◆ Information ◆
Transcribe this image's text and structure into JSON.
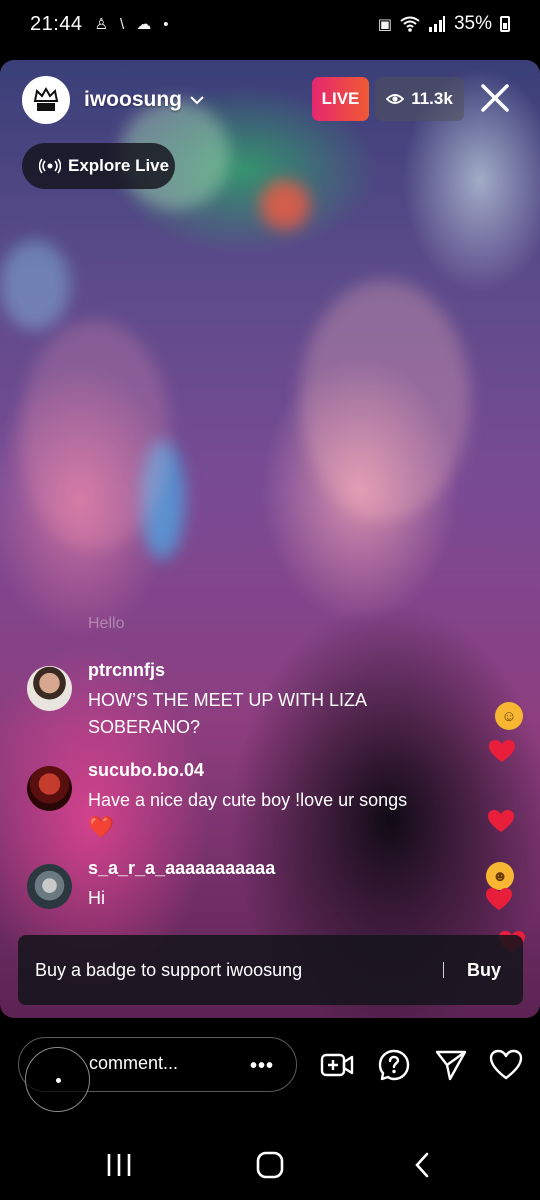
{
  "status_bar": {
    "time": "21:44",
    "battery": "35%",
    "icons": [
      "person-icon",
      "bluetooth-icon",
      "cloud-icon",
      "dot-icon",
      "vibrate-icon",
      "wifi-icon",
      "signal-icon",
      "battery-icon"
    ]
  },
  "live": {
    "host_username": "iwoosung",
    "live_label": "LIVE",
    "viewer_count": "11.3k",
    "explore_label": "Explore Live",
    "badge_color_start": "#e5276f",
    "badge_color_end": "#f05a34"
  },
  "comments": {
    "faded": "Hello",
    "items": [
      {
        "username": "ptrcnnfjs",
        "text": "HOW’S THE MEET UP WITH LIZA SOBERANO?"
      },
      {
        "username": "sucubo.bo.04",
        "text": "Have a nice day cute boy !love ur songs",
        "emoji": "❤️"
      },
      {
        "username": "s_a_r_a_aaaaaaaaaaa",
        "text": "Hi"
      }
    ]
  },
  "badge_banner": {
    "text": "Buy a badge to support iwoosung",
    "button": "Buy"
  },
  "bottom_bar": {
    "comment_placeholder": "comment...",
    "more_label": "•••",
    "icons": [
      "add-video-icon",
      "question-icon",
      "send-icon",
      "heart-icon"
    ]
  },
  "nav_bar": {
    "icons": [
      "recent-apps-icon",
      "home-icon",
      "back-icon"
    ]
  }
}
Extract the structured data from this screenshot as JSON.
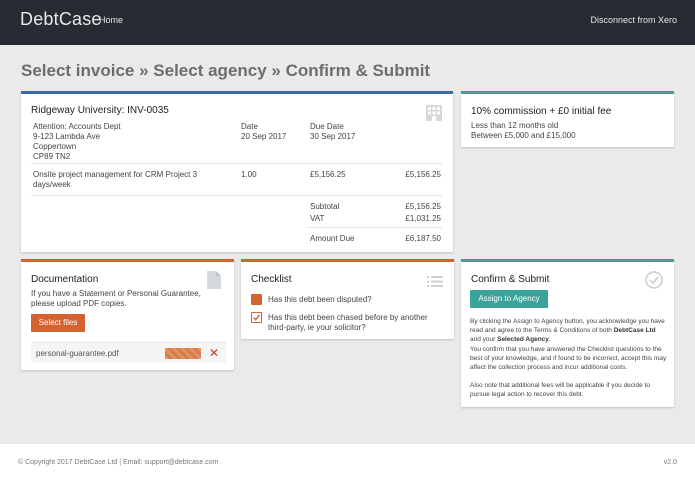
{
  "header": {
    "brand": "DebtCase",
    "nav_home": "Home",
    "disconnect": "Disconnect from Xero"
  },
  "page_title": "Select invoice » Select agency » Confirm & Submit",
  "invoice": {
    "title": "Ridgeway University: INV-0035",
    "icon": "building-icon",
    "address_lines": [
      "Attention: Accounts Dept",
      "9-123 Lambda Ave",
      "Coppertown",
      "CP89 TN2"
    ],
    "date_label": "Date",
    "date_value": "20 Sep 2017",
    "due_label": "Due Date",
    "due_value": "30 Sep 2017",
    "line_item": {
      "description": "Onsite project management for CRM Project 3 days/week",
      "quantity": "1.00",
      "unit_price": "£5,156.25",
      "amount": "£5,156.25"
    },
    "subtotal_label": "Subtotal",
    "subtotal_value": "£5,156.25",
    "vat_label": "VAT",
    "vat_value": "£1,031.25",
    "amount_due_label": "Amount Due",
    "amount_due_value": "£6,187.50"
  },
  "commission": {
    "title": "10% commission + £0 initial fee",
    "line1": "Less than 12 months old",
    "line2": "Between £5,000 and £15,000"
  },
  "documentation": {
    "title": "Documentation",
    "description": "If you have a Statement or Personal Guarantee, please upload PDF copies.",
    "select_files": "Select files",
    "file_name": "personal-guarantee.pdf",
    "upload_progress": 1.0
  },
  "checklist": {
    "title": "Checklist",
    "items": [
      {
        "label": "Has this debt been disputed?",
        "checked": false
      },
      {
        "label": "Has this debt been chased before by another third-party, ie your solicitor?",
        "checked": true
      }
    ]
  },
  "confirm": {
    "title": "Confirm & Submit",
    "button": "Assign to Agency",
    "p1_a": "By clicking the Assign to Agency button, you acknowledge you have read and agree to the Terms & Conditions of both ",
    "p1_b1": "DebtCase Ltd",
    "p1_c": " and your ",
    "p1_b2": "Selected Agency",
    "p1_d": ".",
    "p2": "You confirm that you have answered the Checklist questions to the best of your knowledge, and if found to be incorrect, accept this may affect the collection process and incur additional costs.",
    "p3": "Also note that additional fees will be applicable if you decide to pursue legal action to recover this debt."
  },
  "footer": {
    "copyright": "© Copyright 2017 DebtCase Ltd  |  Email: support@debtcase.com",
    "version": "v2.0"
  },
  "colors": {
    "topbar": "#262c31",
    "blue_accent": "#3d6aa4",
    "orange_accent": "#d4632f",
    "teal_accent": "#3aa39a"
  }
}
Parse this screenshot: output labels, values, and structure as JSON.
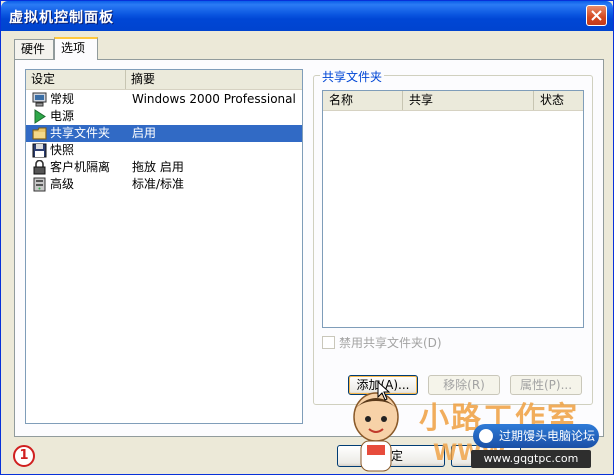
{
  "window": {
    "title": "虚拟机控制面板"
  },
  "tabs": [
    {
      "label": "硬件"
    },
    {
      "label": "选项"
    }
  ],
  "settings": {
    "headers": {
      "setting": "设定",
      "summary": "摘要"
    },
    "items": [
      {
        "name": "常规",
        "summary": "Windows 2000 Professional",
        "icon": "computer-icon"
      },
      {
        "name": "电源",
        "summary": "",
        "icon": "play-icon"
      },
      {
        "name": "共享文件夹",
        "summary": "启用",
        "icon": "folder-icon",
        "selected": true
      },
      {
        "name": "快照",
        "summary": "",
        "icon": "floppy-icon"
      },
      {
        "name": "客户机隔离",
        "summary": "拖放 启用",
        "icon": "lock-icon"
      },
      {
        "name": "高级",
        "summary": "标准/标准",
        "icon": "server-icon"
      }
    ]
  },
  "shared": {
    "group_label": "共享文件夹",
    "headers": {
      "name": "名称",
      "share": "共享",
      "status": "状态"
    },
    "disable_label": "禁用共享文件夹(D)",
    "buttons": {
      "add": "添加(A)...",
      "remove": "移除(R)",
      "properties": "属性(P)..."
    }
  },
  "footer": {
    "ok": "确定",
    "marker": "1"
  },
  "watermark": {
    "brand": "小路工作室",
    "forum": "过期馒头电脑论坛",
    "url": "www.gqgtpc.com",
    "www": "WWW"
  },
  "colors": {
    "titlebar": "#0054e3",
    "selection": "#316ac5",
    "group_label": "#0046d5"
  }
}
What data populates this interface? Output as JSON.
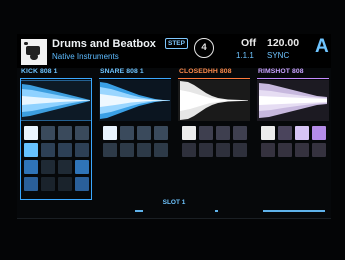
{
  "header": {
    "kit_name": "Drums and Beatbox",
    "mode_badge": "STEP",
    "vendor": "Native Instruments",
    "group_number": "4",
    "state": "Off",
    "tempo": "120.00",
    "position": "1.1.1",
    "sync": "SYNC",
    "group_letter": "A"
  },
  "sounds": [
    {
      "name": "KICK 808 1",
      "accent": "#3aa8ff",
      "label_color": "#6ec4ff",
      "icon": "kick-waveform"
    },
    {
      "name": "SNARE 808 1",
      "accent": "#3aa8ff",
      "label_color": "#6ec4ff",
      "icon": "snare-waveform"
    },
    {
      "name": "CLOSEDHH 808",
      "accent": "#ff7a3c",
      "label_color": "#ff8a4a",
      "icon": "closedhh-waveform"
    },
    {
      "name": "RIMSHOT 808",
      "accent": "#c48cff",
      "label_color": "#c9a3ff",
      "icon": "rimshot-waveform"
    }
  ],
  "slot": {
    "label": "SLOT 1"
  }
}
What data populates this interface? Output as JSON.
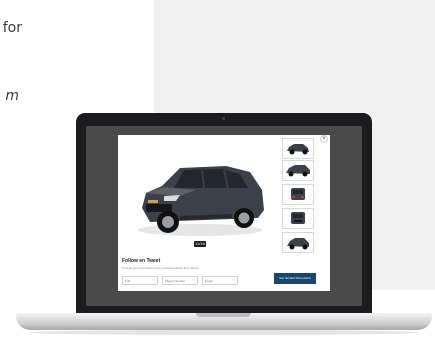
{
  "side_text": {
    "top": "for",
    "middle": "m"
  },
  "gallery": {
    "image_counter": "11/16",
    "close_icon": "×",
    "thumbnail_count_visible": 5
  },
  "form": {
    "title": "Follow en Tweet",
    "subtitle": "Provide your info below to be contacted about this vehicle",
    "fields": [
      {
        "placeholder": "Full"
      },
      {
        "placeholder": "Phone Number"
      },
      {
        "placeholder": "Email"
      }
    ],
    "submit_label": "Get Verified Price Alerts"
  },
  "colors": {
    "submit_bg": "#18466f",
    "car_body": "#3c4048",
    "laptop_bezel": "#1c1c1e",
    "background_panel": "#f1f1f2"
  }
}
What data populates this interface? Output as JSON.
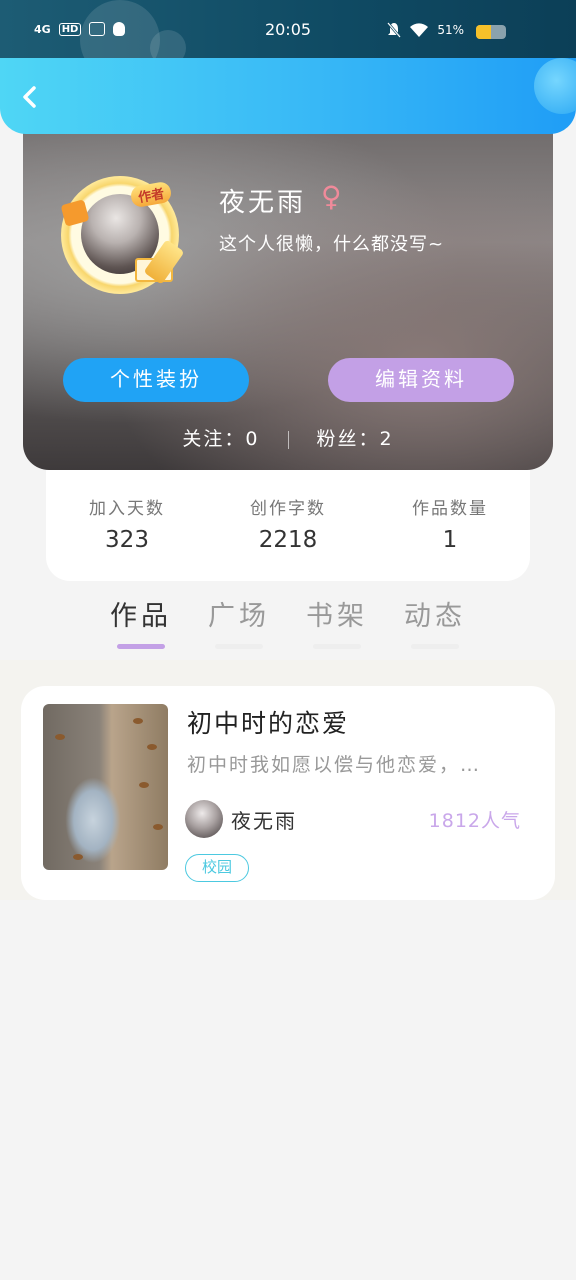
{
  "status_bar": {
    "signal": "4G",
    "hd": "HD",
    "time": "20:05",
    "battery_text": "51%",
    "battery_level": 0.51
  },
  "header": {
    "back_icon": "chevron-left-icon"
  },
  "profile": {
    "author_badge": "作者",
    "username": "夜无雨",
    "gender_symbol": "♀",
    "bio": "这个人很懒，什么都没写~",
    "dress_button": "个性装扮",
    "edit_button": "编辑资料",
    "following": "关注：0",
    "followers": "粉丝：2"
  },
  "stats": [
    {
      "label": "加入天数",
      "value": "323"
    },
    {
      "label": "创作字数",
      "value": "2218"
    },
    {
      "label": "作品数量",
      "value": "1"
    }
  ],
  "tabs": [
    {
      "label": "作品",
      "active": true
    },
    {
      "label": "广场",
      "active": false
    },
    {
      "label": "书架",
      "active": false
    },
    {
      "label": "动态",
      "active": false
    }
  ],
  "works": [
    {
      "title": "初中时的恋爱",
      "description": "初中时我如愿以偿与他恋爱，…",
      "author": "夜无雨",
      "popularity": "1812人气",
      "tag": "校园"
    }
  ],
  "colors": {
    "accent_blue": "#20a3f5",
    "accent_purple": "#c3a0e6",
    "tag_cyan": "#4cc9e0"
  }
}
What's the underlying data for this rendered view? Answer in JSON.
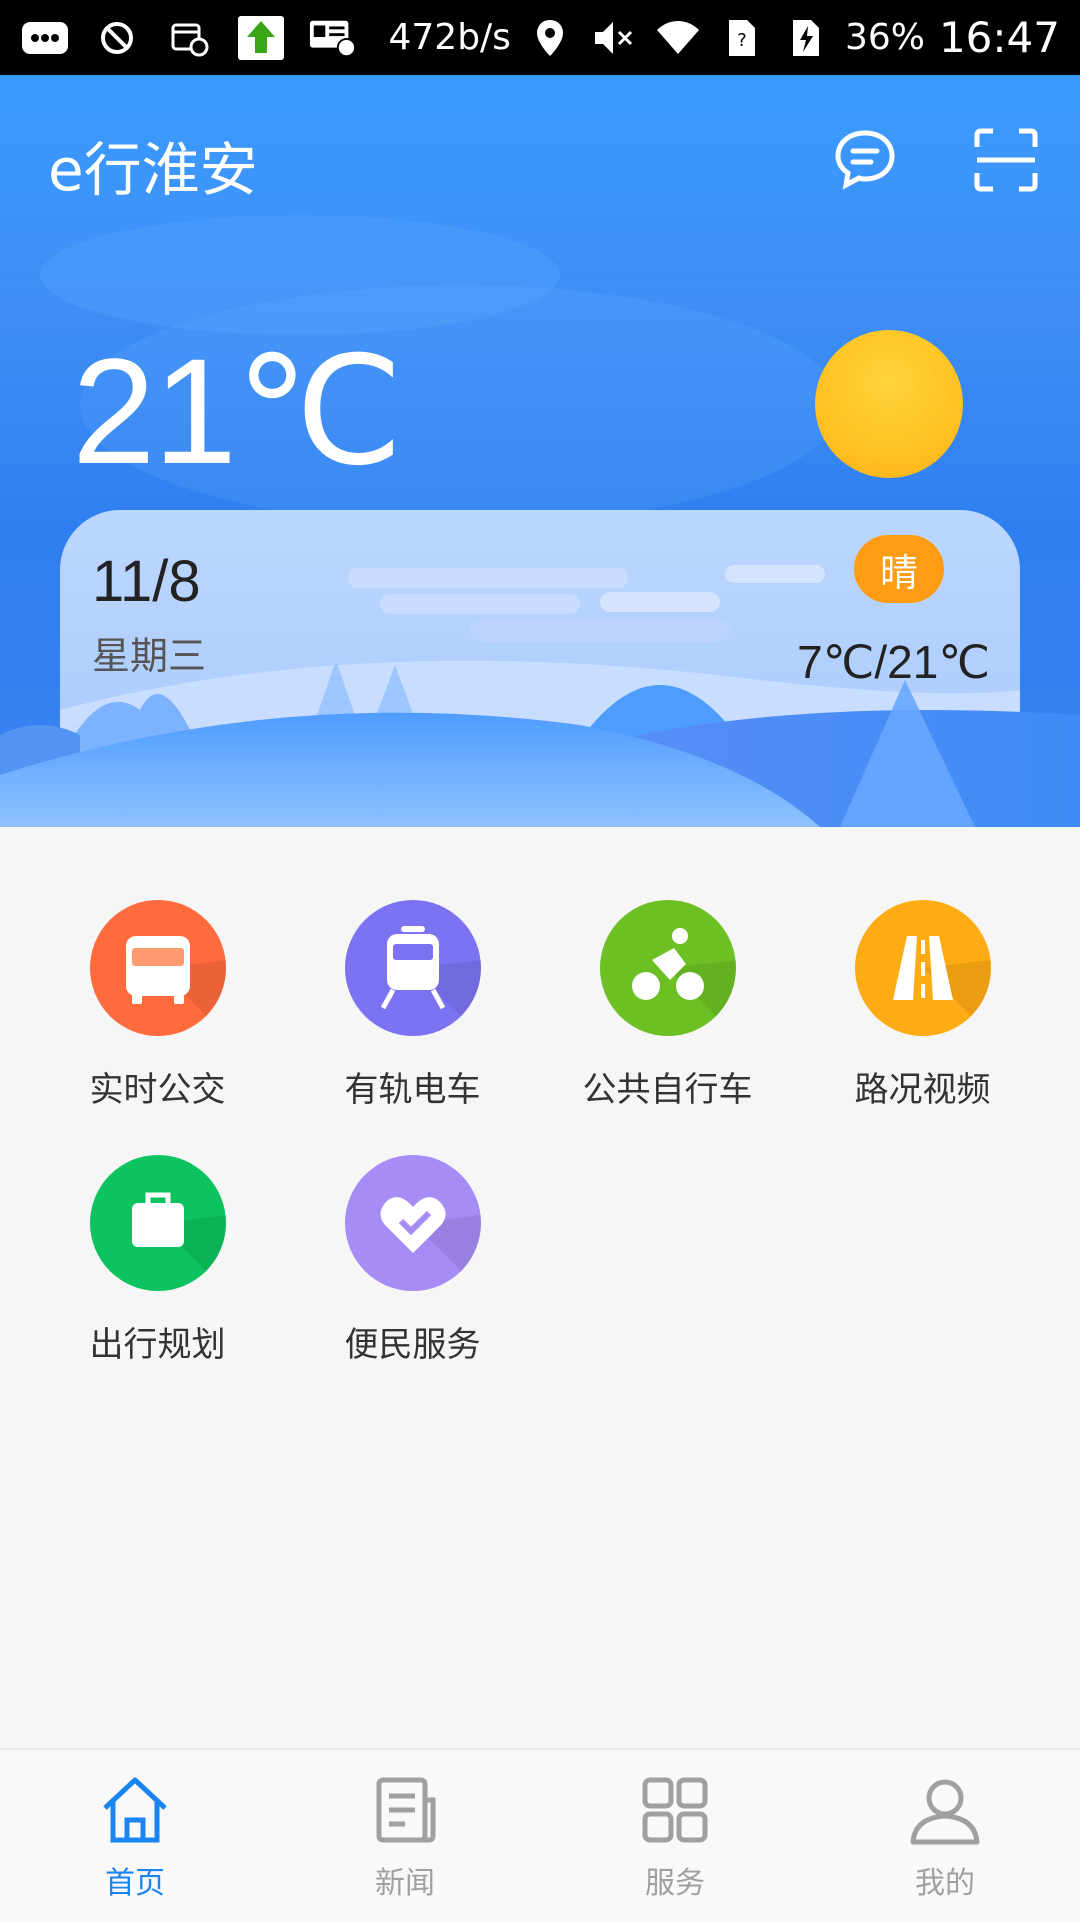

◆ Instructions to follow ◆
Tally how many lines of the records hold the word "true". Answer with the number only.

◆ Task solution ◆
3